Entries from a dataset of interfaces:
*** Block opens ***

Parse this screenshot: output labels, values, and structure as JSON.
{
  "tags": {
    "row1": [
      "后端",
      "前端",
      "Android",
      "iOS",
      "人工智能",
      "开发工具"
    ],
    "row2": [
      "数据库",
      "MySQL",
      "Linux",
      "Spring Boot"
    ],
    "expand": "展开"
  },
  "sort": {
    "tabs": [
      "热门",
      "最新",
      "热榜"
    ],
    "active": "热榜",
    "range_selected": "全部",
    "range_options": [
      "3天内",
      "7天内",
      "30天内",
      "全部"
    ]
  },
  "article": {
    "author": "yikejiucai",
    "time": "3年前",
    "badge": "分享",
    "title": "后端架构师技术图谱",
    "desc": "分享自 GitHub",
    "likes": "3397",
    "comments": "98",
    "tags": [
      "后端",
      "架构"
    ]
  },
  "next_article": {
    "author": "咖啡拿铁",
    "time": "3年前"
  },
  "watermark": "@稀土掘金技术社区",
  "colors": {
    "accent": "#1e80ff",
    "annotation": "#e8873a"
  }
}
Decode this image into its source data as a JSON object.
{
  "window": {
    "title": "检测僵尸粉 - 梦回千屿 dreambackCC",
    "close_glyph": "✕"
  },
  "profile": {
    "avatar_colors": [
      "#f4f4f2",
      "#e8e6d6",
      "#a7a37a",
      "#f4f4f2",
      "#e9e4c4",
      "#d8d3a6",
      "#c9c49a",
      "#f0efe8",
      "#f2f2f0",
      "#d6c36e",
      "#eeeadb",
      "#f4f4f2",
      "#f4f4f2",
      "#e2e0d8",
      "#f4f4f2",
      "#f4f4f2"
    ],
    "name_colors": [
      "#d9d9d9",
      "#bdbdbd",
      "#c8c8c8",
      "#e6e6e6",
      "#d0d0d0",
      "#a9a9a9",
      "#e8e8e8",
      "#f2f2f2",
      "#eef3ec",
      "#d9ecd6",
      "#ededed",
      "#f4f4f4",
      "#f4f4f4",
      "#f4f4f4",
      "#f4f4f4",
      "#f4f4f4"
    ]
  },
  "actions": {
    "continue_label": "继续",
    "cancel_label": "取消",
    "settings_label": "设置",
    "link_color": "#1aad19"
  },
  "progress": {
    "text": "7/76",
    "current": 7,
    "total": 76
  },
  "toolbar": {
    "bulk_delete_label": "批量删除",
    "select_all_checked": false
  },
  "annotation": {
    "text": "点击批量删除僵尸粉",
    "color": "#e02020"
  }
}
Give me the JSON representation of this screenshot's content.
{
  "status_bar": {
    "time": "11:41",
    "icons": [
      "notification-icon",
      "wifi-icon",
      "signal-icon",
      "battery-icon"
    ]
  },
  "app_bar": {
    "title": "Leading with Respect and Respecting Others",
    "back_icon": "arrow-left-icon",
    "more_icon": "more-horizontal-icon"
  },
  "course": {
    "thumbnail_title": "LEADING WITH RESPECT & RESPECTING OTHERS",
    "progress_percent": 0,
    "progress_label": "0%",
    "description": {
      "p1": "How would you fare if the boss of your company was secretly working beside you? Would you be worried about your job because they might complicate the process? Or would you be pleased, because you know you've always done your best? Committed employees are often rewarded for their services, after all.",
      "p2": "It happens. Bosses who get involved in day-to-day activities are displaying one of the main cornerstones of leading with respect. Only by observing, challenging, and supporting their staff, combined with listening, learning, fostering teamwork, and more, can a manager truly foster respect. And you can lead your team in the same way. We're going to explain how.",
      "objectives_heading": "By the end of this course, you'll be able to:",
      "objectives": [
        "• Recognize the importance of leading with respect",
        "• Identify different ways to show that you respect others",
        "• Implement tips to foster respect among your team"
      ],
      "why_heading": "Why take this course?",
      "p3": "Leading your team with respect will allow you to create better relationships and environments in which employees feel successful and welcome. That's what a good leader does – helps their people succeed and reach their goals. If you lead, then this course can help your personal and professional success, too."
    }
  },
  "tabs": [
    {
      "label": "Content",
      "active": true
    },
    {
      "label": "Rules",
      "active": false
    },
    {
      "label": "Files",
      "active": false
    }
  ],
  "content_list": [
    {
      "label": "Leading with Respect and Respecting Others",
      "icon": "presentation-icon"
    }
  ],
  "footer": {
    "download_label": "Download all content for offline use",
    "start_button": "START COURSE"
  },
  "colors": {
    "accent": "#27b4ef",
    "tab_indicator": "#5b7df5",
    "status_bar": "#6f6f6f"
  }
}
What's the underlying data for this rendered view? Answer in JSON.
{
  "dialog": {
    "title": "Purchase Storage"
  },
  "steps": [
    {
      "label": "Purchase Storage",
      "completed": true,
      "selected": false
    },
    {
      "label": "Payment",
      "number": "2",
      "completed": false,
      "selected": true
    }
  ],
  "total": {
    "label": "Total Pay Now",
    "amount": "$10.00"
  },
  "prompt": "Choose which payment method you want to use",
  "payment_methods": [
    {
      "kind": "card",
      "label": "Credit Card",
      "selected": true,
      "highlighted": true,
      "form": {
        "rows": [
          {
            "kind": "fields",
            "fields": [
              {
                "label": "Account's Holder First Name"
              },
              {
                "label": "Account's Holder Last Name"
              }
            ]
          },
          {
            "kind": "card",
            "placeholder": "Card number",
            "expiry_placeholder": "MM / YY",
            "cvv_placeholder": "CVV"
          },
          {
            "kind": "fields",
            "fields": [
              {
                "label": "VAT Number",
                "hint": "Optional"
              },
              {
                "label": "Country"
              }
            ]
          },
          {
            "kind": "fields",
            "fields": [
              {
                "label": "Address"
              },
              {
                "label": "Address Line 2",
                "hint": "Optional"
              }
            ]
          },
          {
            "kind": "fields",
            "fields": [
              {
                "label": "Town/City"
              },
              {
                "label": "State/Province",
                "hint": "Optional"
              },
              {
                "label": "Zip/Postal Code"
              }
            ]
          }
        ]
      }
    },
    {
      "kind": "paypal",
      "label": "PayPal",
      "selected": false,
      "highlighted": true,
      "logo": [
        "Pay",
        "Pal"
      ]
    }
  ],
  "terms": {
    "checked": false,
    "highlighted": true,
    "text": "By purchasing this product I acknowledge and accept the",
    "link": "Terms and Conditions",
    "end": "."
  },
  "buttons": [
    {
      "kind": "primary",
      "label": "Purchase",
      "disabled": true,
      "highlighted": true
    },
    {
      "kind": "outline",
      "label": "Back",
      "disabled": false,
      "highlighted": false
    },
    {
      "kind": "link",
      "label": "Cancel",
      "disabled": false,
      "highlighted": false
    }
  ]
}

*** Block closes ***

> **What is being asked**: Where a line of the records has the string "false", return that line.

> **Response**:
    "select_all_checked": false
      "active": false
      "active": false
      "selected": false
      "completed": false,
      "selected": false,
    "checked": false,
      "disabled": false,
      "highlighted": false
      "disabled": false,
      "highlighted": false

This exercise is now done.